Pirates and Campaign Design
It is widely assumed within the FreeSpace community that there are no pirates in canon FreeSpace, and that pirates are an entirely non-canon invention. Contrary to popular belief, however, this is not the case; there are pirates in the Silent Threat mission Cloak and Dagger.
Cloak and Dagger is the only canon FreeSpace mission that includes pirates. 2-3 wings (depending on the difficulty level) of these craft jump in. Once these pirate wings are destroyed, several pirate-hijacked freighters attempt to sneak by and steal valuable cargo. This makes the pirates appear somewhat more intelligent (and less of a sheer-force-of-numbers type) than they are shown as in user-made campaigns. This is normally fine; pirates are treated as "filler enemies" to occupy the player for a few missions until a more interesting foe arrives. However, campaign designers seeking to create realistic and viable pirates need to leave the beaten path.
Cloak and Dagger was actually a good example of how real pirates would operate. A study of this Silent Threat mission versus most other community-made pirate missions has revealed some interesting comparisons.
- Pirates in user-made campaigns are often just a horde of dumb bandits. This contradicts historical experience; in the past and in the present, pirates have worked independently, in small groups, and were few in number compared to a military force like the GTVA. This contrasts with Derelict's endless waves of respawning pirate wings flying obsolete craft. In Cloak and Dagger, on the other hand, pirates are flying what was top-of-the-line military equipment in FS1. They only arrive in one wave.
- Pirates in user-made campaigns normally attack for no apparent intelligent reason. The goal of a pirate force is to win loot or ransom, but little or no reference is made to this during user-made-campaigns. In Cloak and Dagger, the pirate's goal is clear; destroy Alpha 1 and his wingmen so that the pirate freighters could make off with the loot. By contrast, the first mission in ITHOV features pirates making a tactically suicidal attack on a massive and well-guarded cruiser convoy. Rather than attempting to capture the cargo, they try to destroy it. No mention is made of ransom demands anywhere in the campaign.
- Pirates in user campaigns seem to be unusually heroic, spawning in wave after wave after their comrades had already been blown to space dust. There is one Derelict mission where waves of Ulysses attempt to kamikaze the GTC LoneWolf. How did the pirates get so many ships? Why would a greed-driven pirate want to do something so suicidal? What financial gain would the pirates get from destroying a single cruiser?
Usually, not much thought is put into pirate strategy or motives. Again, this is fine if you're only using them as "filler enemies". However, FREDders seeking to create realistic pirates have several options.

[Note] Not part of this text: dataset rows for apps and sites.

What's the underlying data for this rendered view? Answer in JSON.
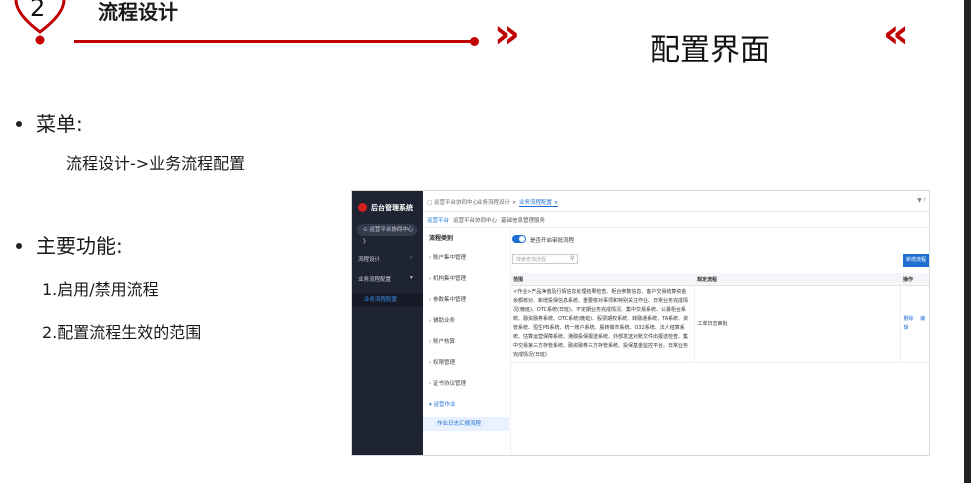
{
  "header": {
    "section_number": "2",
    "section_title": "流程设计",
    "arrow_right": "»",
    "arrow_left": "«",
    "page_title": "配置界面",
    "accent_color": "#c00000"
  },
  "content": {
    "menu_label": "菜单:",
    "menu_path": "流程设计->业务流程配置",
    "features_label": "主要功能:",
    "features": [
      "1.启用/禁用流程",
      "2.配置流程生效的范围"
    ]
  },
  "app": {
    "logo_text": "后台管理系统",
    "side_switch": "运营平台协同中心",
    "side_items": [
      "流程设计",
      "业务流程配置"
    ],
    "side_sub_item": "业务流程配置",
    "tabs": [
      "运营平台协同中心",
      "业务流程设计",
      "业务流程配置"
    ],
    "tab_close": "×",
    "more_icon": "▼ !",
    "breadcrumbs": [
      "运营平台",
      "运营平台协同中心",
      "基础信息管理服务"
    ],
    "tree_title": "流程类别",
    "tree_items": [
      "账户集中管理",
      "机构集中管理",
      "参数集中管理",
      "辅助业务",
      "账户核算",
      "权限管理",
      "证书协议管理",
      "运营作业"
    ],
    "tree_selected": "作业日志汇报流程",
    "toggle_label": "是否开启审批流程",
    "search_placeholder": "搜索查询流程",
    "add_button": "新增流程",
    "table": {
      "headers": [
        "范围",
        "规定流程",
        "操作"
      ],
      "row": {
        "scope": "<作业>产品净值及行情信息处理结果检查、柜台参数信息、客户交易结算资金余额核对、新增投保信息系统、重要核对事项和特别关注作业、日常业务完成情况(晚班)、OTC系统(日班)、不定期业务完成情况、集中交易系统、公募柜台系统、融资融券系统、OTC系统(晚班)、股票期权系统、转融通系统、TA系统、资管系统、恒生PB系统、统一账户系统、股转做市系统、O32系统、法人结算系统、估算运营保障系统、港融投保报送系统、外部发送对账文件出报送检查、集中交易第三方存管系统、融资融券三方存管系统、投保基金监控平台、日常业务完成情况(日班)",
        "flow": "工单日志审批",
        "actions": [
          "删除",
          "编辑"
        ]
      }
    }
  }
}
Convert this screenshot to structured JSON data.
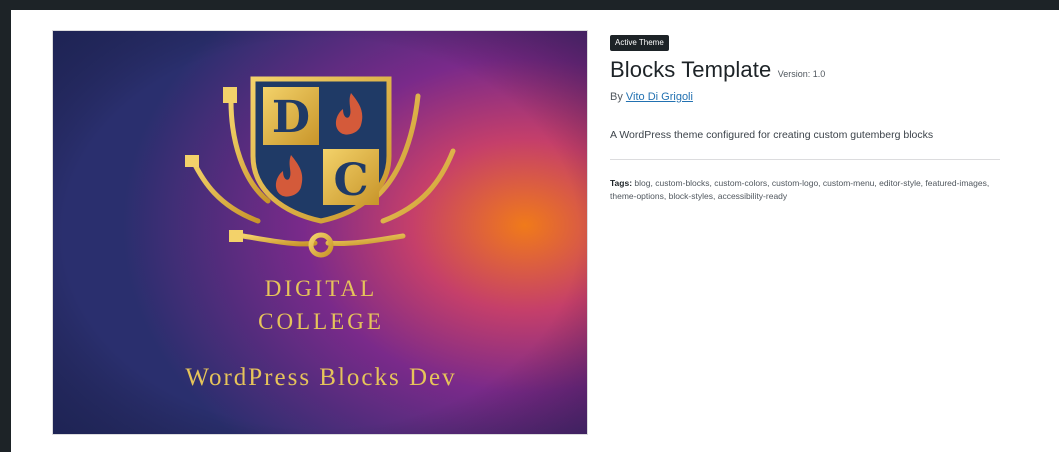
{
  "theme": {
    "badge": "Active Theme",
    "name": "Blocks Template",
    "version_label": "Version: 1.0",
    "by_label": "By",
    "author": "Vito Di Grigoli",
    "description": "A WordPress theme configured for creating custom gutemberg blocks",
    "tags_label": "Tags:",
    "tags": "blog, custom-blocks, custom-colors, custom-logo, custom-menu, editor-style, featured-images, theme-options, block-styles, accessibility-ready"
  },
  "screenshot": {
    "crest_letters": [
      "D",
      "C"
    ],
    "line1": "DIGITAL",
    "line2": "COLLEGE",
    "line3": "WordPress Blocks Dev"
  },
  "colors": {
    "page_bg": "#1d2327",
    "link": "#2271b1",
    "gold": "#e0b83f",
    "navy": "#1f3a66"
  }
}
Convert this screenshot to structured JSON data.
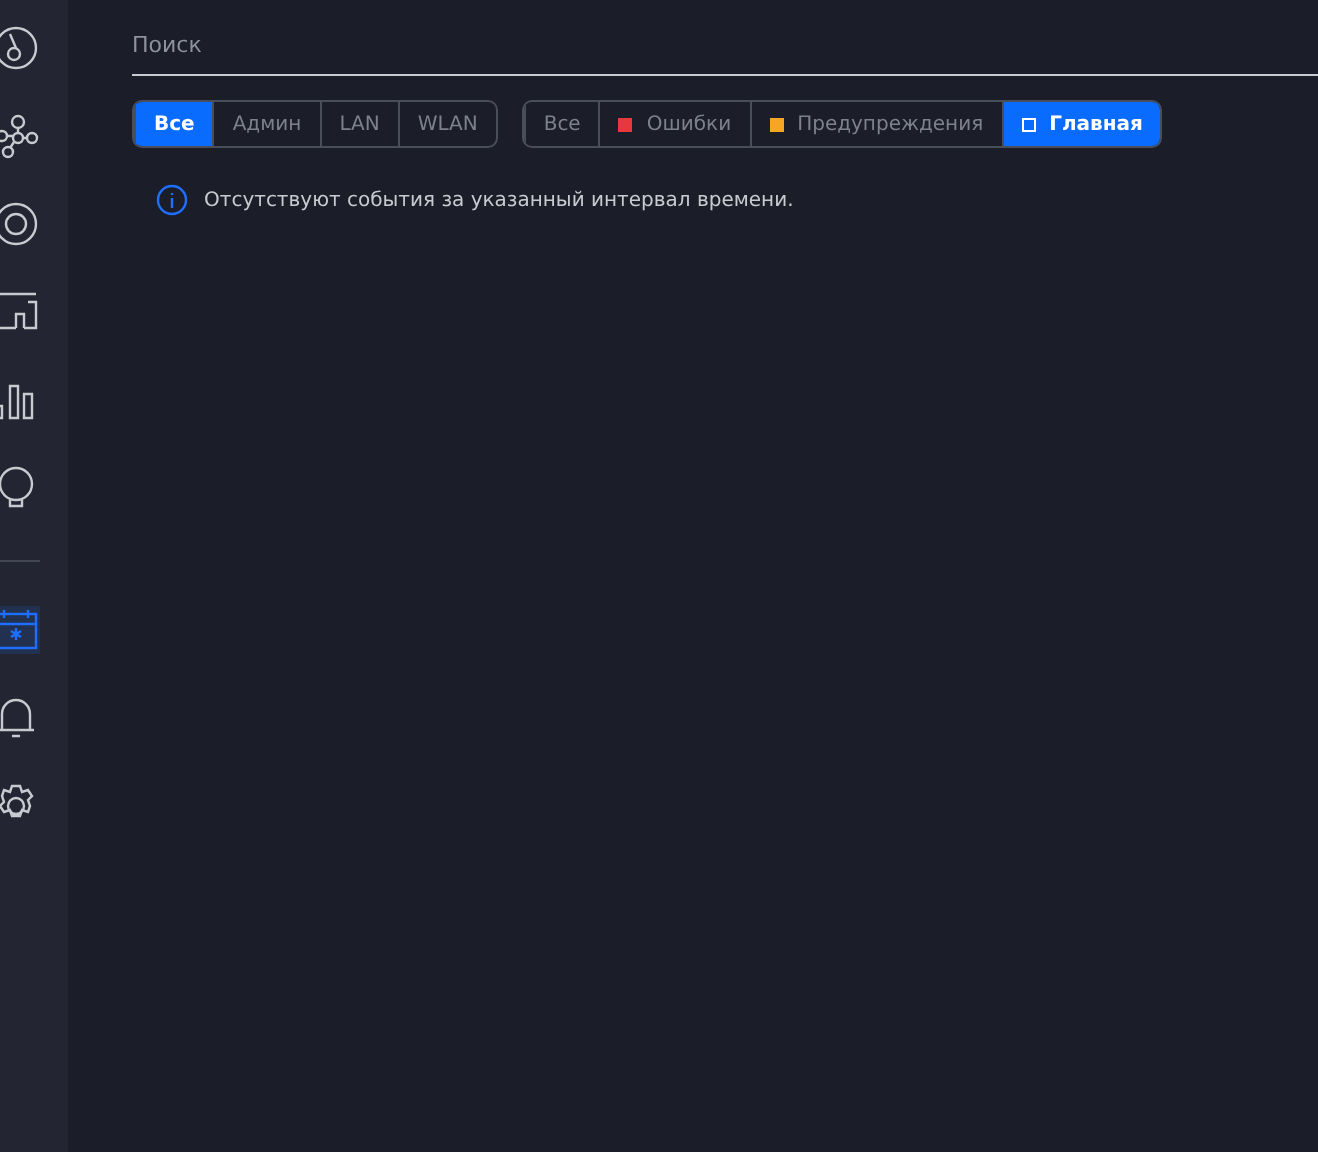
{
  "sidebar": {
    "top_items": [
      {
        "selected": false
      },
      {
        "selected": false
      },
      {
        "selected": false
      },
      {
        "selected": false
      },
      {
        "selected": false
      },
      {
        "selected": false
      }
    ],
    "bottom_items": [
      {
        "selected": true
      },
      {
        "selected": false
      },
      {
        "selected": false
      }
    ]
  },
  "search": {
    "placeholder": "Поиск"
  },
  "source_filter": [
    {
      "label": "Все",
      "selected": true
    },
    {
      "label": "Админ",
      "selected": false
    },
    {
      "label": "LAN",
      "selected": false
    },
    {
      "label": "WLAN",
      "selected": false
    }
  ],
  "level_filter": [
    {
      "label": "Все",
      "selected": false
    },
    {
      "label": "Ошибки",
      "selected": false,
      "color": "#e8383d"
    },
    {
      "label": "Предупреждения",
      "selected": false,
      "color": "#f5a623"
    },
    {
      "label": "Главная",
      "selected": true,
      "color": "#ffffff"
    }
  ],
  "message": "Отсутствуют события за указанный интервал времени."
}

The most obvious is to have the pirates capture cargo, or, if you're willing to make the stretch, have the pirates destroy a ship and secure the area to salvage the debris. This would be difficult to make a mission out of, however. Intelligent pirates only attack if they are absolutely certain that they will get away with it. They will probably warp away from a convoy once they see it has fighter escort, especially if that escort includes Alpha 1. Pirates look for loot, not posthumous medals, and historically have tried to avoid combat.
Another, perhaps better, option is to have the pirates seek to inflict damage on civilian equipment and ask for ransom. This is used by most modern pirates, such as those that prowl the coast of Somalia. When you have 5 guys in a motorboat armed only with an RPG and a few AKs, you can't really go through the trouble of hijacking a passenger liner, so you seek to fire a few rounds at it, damage it, and make the operator pay for the expensive repairs. Eventually, the passenger liner company will cave in and pay some ransom. In FreeSpace, pirates have no need to blow up your Argos. If they can inflict damage on them, the freighter company will decide that it's cheaper to pay ransom.
Lastly, pirates, or rather common criminals, may have an interest in harassing the local police forces to cover up whatever illegal activity they are performing.
Whatever you decide, remember that a logical pirate would only do things in his financial interest. A spontaneous mass kamikaze attack on the GTC LoneWolf just wouldn't happen.